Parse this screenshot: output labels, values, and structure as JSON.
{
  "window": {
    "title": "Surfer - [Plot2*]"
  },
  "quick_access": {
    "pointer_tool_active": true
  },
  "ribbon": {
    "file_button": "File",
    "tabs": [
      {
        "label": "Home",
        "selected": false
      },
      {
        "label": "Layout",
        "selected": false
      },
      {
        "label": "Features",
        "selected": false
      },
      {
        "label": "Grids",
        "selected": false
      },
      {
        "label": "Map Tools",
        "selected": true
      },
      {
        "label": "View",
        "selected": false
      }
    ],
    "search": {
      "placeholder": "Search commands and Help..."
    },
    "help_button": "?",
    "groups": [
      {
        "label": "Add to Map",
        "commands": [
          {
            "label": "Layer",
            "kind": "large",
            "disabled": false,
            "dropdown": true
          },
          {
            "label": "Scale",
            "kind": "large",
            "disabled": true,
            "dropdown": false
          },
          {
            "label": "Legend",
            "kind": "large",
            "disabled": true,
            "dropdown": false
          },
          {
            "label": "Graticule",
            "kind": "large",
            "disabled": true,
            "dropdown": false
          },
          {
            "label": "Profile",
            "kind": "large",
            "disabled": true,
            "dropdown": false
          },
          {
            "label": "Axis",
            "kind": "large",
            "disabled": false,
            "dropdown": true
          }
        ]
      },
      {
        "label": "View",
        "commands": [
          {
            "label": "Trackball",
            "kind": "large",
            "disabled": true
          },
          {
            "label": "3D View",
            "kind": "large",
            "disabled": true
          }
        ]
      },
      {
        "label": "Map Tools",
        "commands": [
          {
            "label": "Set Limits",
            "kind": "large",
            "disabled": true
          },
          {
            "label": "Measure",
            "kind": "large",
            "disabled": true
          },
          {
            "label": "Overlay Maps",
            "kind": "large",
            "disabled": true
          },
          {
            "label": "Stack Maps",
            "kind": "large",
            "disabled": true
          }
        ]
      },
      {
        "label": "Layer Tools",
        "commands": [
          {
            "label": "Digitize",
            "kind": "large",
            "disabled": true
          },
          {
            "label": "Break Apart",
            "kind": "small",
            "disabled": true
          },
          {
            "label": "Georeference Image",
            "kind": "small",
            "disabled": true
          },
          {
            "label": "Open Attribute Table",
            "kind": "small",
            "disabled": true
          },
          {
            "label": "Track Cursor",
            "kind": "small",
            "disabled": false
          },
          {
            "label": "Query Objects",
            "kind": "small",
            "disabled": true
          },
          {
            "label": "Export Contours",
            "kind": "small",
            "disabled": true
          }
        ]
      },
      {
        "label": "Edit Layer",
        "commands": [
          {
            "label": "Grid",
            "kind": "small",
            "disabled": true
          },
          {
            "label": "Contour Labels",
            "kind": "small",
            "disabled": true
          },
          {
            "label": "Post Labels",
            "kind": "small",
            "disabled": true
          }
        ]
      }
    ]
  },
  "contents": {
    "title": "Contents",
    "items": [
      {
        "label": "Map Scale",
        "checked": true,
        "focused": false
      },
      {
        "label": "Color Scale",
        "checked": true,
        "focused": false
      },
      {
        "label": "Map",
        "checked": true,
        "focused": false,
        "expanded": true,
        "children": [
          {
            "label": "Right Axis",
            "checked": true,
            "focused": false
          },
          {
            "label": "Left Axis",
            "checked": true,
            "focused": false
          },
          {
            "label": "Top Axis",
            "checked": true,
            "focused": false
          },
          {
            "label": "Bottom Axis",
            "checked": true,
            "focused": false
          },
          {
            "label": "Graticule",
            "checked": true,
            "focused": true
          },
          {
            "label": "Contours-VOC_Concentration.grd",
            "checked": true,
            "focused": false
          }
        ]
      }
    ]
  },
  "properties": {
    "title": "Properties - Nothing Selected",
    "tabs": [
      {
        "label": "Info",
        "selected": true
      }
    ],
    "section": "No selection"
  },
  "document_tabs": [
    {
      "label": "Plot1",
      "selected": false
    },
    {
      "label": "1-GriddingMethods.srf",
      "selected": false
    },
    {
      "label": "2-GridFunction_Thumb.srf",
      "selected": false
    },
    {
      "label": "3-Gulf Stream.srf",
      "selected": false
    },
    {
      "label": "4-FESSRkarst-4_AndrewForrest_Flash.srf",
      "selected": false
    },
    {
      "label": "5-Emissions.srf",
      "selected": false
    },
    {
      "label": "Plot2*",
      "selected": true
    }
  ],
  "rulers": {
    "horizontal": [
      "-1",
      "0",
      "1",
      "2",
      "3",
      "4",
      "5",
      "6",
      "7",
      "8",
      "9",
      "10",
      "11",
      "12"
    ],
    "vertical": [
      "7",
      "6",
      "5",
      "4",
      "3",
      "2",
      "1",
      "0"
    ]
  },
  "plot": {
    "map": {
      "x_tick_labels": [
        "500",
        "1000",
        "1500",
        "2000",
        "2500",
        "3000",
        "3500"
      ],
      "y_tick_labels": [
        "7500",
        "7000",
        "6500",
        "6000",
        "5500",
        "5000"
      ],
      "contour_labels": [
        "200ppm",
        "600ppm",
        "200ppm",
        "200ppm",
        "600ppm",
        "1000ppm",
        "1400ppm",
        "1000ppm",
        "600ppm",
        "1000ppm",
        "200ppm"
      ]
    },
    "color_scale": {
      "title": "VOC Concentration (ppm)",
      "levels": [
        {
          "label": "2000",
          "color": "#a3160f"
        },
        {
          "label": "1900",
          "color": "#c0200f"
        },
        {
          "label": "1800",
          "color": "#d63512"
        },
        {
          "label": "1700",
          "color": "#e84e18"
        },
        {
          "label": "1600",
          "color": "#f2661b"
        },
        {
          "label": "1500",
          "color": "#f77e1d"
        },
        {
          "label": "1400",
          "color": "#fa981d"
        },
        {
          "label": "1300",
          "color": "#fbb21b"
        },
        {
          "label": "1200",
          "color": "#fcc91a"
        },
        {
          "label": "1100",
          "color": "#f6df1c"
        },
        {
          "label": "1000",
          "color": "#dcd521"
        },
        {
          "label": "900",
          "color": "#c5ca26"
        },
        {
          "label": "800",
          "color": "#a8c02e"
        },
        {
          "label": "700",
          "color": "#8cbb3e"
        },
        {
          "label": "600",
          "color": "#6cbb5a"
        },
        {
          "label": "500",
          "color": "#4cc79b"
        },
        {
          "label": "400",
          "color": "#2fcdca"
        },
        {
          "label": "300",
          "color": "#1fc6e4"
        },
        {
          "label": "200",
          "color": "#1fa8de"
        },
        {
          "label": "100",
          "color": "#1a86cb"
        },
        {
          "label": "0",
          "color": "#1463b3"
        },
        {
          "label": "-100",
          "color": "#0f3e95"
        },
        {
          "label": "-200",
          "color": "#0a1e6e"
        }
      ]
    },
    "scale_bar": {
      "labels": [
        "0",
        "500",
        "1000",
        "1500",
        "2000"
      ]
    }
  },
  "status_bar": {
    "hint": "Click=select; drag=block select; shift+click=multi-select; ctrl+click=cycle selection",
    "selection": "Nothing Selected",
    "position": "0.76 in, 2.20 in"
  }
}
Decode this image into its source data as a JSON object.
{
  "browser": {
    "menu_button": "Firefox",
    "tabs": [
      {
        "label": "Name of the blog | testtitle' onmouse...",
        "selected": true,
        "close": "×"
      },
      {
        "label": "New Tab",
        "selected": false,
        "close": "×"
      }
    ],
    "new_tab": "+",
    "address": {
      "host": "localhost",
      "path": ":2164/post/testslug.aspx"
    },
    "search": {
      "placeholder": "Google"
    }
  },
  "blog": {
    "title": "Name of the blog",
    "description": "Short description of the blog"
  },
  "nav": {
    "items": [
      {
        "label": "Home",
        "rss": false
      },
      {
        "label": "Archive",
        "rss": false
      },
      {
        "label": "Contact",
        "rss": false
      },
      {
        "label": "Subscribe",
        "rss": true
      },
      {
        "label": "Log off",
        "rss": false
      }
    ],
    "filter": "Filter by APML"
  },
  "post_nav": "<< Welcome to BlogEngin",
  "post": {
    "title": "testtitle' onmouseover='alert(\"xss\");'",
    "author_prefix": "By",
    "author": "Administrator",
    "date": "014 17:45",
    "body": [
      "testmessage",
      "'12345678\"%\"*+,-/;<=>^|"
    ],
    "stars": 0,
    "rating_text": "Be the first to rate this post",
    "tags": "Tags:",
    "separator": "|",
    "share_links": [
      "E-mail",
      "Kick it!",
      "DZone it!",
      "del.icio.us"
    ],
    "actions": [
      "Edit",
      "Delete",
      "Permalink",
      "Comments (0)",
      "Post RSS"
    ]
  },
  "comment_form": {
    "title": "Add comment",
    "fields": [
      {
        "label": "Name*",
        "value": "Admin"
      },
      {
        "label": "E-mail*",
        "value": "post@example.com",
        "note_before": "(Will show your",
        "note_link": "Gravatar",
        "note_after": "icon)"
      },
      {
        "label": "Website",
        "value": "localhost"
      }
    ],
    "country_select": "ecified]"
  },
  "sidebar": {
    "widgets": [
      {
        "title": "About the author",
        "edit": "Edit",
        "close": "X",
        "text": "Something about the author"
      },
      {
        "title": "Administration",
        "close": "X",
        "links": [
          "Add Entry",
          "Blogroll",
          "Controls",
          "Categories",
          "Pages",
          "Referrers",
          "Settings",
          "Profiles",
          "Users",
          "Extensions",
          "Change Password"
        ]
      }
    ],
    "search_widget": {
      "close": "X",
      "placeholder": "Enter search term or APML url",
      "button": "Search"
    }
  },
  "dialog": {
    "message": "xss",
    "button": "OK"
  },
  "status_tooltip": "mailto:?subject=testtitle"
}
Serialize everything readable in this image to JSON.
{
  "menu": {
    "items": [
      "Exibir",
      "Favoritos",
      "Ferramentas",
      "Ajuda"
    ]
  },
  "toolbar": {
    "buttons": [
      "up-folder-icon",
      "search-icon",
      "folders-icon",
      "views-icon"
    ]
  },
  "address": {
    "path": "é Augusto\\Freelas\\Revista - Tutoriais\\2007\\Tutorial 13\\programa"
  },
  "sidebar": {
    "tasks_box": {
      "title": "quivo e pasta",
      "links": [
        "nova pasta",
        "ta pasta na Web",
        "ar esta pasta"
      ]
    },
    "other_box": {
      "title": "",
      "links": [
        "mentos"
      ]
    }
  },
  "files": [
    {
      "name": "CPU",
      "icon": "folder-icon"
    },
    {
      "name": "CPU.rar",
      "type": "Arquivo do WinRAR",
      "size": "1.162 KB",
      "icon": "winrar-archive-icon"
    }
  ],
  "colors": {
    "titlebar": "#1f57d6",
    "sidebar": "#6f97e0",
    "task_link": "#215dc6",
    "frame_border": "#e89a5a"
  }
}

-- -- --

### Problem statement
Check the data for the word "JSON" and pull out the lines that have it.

### Response below
Parse this screenshot: output labels, values, and structure as JSON.
Decode this image into its source data as a JSON object.
Serialize everything readable in this image to JSON.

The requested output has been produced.